In India, there are bikes and then there is the Bullet. There are bikers bound to their rides by reason, and there are the ‘Bulleteers’ bound to their ‘bulls’ by emotion. I belong to the latter category. I own a Bullet.
I have had to push the damn bike to the nearest petrol station under searing heat many a times. And of course, I have got stuck in traffic many a times due to the engine overheating. But I still love my Bullet, and believe this is my bike for life.
Here are my reasons:
1. My past, and a childhood romance:
My love for the bike started at a very early age – around the age of 9, if my memory serves me right. There was this family friend of ours who used to visit us often – a very broad, heavy set professor who always dressed in whites – a white shirt and white dhoti. He used to ride a black, classic Bullet. It had a rear wheel mud-flap wide enough to be used as a road sweeper, and had stringy leather strips coming out of its handles. The sight of this professor riding towards us – an over-proportioned man in whites riding an equally over-proportioned black beast – always mesmerized me. That was probably the beginning of my romance with a Bullet.
Plus look at the contenders when I was growing up (in the 80’s in India): There was this rather pregnant looking Bajaj scooter and a lean but ordinary Lamby (Lambretta scooter). How could I not be drawn to a Bullet that stood headlamp, cylinders and mud-flap above the rest?
2. My heroes always rode a Bullet:
Another big reason for my emotional bond with the Bullet was probably the movies. The hero of our movies (Malayalam) always rode a bullet. The movies always had a gang of thugs creating ruckus, and a Bullet riding hero kicking their butts.
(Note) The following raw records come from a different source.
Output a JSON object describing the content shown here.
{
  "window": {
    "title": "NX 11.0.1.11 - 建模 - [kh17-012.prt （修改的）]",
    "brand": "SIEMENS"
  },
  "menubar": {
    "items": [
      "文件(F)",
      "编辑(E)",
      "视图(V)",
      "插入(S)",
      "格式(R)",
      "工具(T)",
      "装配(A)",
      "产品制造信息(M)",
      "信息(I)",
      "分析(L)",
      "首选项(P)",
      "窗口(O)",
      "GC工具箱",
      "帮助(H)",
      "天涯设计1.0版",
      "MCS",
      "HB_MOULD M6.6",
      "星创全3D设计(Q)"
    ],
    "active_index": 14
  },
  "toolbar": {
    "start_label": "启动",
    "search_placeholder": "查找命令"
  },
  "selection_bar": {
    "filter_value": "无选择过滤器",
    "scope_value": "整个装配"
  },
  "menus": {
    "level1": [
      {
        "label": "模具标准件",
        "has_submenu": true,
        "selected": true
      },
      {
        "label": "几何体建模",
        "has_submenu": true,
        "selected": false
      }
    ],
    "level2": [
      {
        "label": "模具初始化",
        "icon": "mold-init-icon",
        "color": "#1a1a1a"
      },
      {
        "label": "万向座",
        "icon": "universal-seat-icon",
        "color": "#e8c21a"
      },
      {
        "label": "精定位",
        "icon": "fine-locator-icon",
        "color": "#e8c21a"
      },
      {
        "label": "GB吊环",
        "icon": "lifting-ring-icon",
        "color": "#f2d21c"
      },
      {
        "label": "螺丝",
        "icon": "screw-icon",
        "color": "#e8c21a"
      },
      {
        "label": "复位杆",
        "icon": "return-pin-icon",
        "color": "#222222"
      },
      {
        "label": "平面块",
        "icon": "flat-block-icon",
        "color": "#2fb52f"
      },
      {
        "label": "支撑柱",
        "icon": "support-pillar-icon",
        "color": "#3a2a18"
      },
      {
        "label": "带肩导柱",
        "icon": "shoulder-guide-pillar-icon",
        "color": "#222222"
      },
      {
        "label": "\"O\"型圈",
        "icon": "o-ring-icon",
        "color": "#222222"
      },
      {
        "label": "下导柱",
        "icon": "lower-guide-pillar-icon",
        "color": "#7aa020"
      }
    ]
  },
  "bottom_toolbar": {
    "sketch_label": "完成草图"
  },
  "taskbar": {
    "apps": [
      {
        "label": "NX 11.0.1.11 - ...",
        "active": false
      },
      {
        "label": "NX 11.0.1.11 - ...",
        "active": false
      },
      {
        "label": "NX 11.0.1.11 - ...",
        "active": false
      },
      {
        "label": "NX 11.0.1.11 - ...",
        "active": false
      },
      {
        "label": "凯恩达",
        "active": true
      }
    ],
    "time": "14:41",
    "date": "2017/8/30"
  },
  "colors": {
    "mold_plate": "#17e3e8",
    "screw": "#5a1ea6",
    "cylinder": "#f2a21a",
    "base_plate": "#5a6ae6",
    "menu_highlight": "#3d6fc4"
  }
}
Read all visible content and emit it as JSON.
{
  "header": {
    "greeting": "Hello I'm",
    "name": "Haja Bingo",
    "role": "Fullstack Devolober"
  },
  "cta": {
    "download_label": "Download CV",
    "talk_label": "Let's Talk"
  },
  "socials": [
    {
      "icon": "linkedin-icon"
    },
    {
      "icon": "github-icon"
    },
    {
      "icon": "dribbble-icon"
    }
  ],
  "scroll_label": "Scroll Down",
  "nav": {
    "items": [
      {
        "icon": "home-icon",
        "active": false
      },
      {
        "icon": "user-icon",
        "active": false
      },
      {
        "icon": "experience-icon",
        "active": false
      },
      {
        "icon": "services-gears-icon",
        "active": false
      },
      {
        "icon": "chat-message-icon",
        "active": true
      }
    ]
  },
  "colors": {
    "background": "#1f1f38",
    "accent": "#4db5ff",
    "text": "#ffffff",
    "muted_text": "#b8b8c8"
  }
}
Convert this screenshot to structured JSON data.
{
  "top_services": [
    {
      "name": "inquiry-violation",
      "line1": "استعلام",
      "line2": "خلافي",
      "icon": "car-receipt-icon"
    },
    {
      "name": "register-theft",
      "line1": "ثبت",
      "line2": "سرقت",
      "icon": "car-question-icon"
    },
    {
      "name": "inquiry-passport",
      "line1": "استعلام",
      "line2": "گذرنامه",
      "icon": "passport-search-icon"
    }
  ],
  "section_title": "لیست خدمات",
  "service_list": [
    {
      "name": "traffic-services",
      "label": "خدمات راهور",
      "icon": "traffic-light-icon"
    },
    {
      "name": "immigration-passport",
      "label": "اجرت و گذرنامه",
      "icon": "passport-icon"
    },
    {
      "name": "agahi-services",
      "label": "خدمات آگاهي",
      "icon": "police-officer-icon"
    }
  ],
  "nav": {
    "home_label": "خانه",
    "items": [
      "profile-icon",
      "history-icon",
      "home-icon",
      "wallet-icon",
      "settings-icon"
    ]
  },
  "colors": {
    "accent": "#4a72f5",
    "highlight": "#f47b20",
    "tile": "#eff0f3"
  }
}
The scenes used to go like this:
- Villains cause ruckus
- Grand entry of our hero: quite contrary to the laws of physics, the thump of a Bullet always preceded the sight of our hero (a blur, initially) coming into the scene.
- Blur got clearer and bigger as the hero came closer.
- Sometimes he beat up the thugs while riding the bike, sometimes he leapt off the bike onto a thug (thug bites the dust). And sometimes he takes his time to park the bike, place a cigarette on his lips, borrow a lighter from the villain, light his cigarette and then proceeds to do some serious ass kicking.
- A Bullet was always the hero’s companion.
You see, it was difficult for a kid growing up in the 80’s in Kerala to not be enamored by the Bullet.
3. Ride a Bullet – Be a man!
Where I come from, owning a Bullet increased your macho-ness. A Bullet and its rider are looked upon with fear and respect. While in college, my friends with Bullet were treated like royalty (they always got an extra parippuvada or 2 free from fans) while we, the lesser mortals languished in the wilderness of dark college corridors.
4. The ride is good.
Make no mistake: a Bullet offers a good riding experience as well – I remember when I switched from my Splendor to a Bullet, 3 things I immediately noticed were
a) the fullness and firmness offered by the …(hmm…stay on topic here buddy) … grip
b) the seating comfort and
c) the thump.
I felt surer and ‘steadier’ riding the bullet. (Just re-read this para – who said Bullet isn’t sexy?)
5. Not high-maintenance (unlike some of my other human friends).
I have owned an Electra (not the best of Bullet models, I know) for 7 years now, and I haven’t had to spend much money on maintenance. The spares aren’t very expensive either.
6. Being part of clan; owning a conversation starter
As a Bullet owner, I feel special to be part of a clan – I haven’t seen this kind of brand loyalty for any other vehicles in India. Plus my bike has been a good conversation starter; I sometimes get total strangers coming up and talking to me (about my bike) just like we are long-lost friends!
7. A Bullet isn’t an inanimate machine.
A Bullet isn’t just all iron and steel put together. Bullet for me (and I suspect, for most of us Bullet owners) is a living, breathing, loyal friend. When I go on aimless rides with my son, he asks me where I am taking him. My reply, almost always, is: “I don’t know. Let us go where the ‘Bullet Man’ takes us”. Then I switch to a hoarse voice and detail out a route plan to him. When the Bullet Man takes over my body, I feel different – I become more adventurous and offbeat route plans come to me automatically. Plus I sound cool. I just love being a Bullet Man!
You go now. Do you love a Bullet? Are you a Bullet owner too? What are your reasons for loving a Bullet?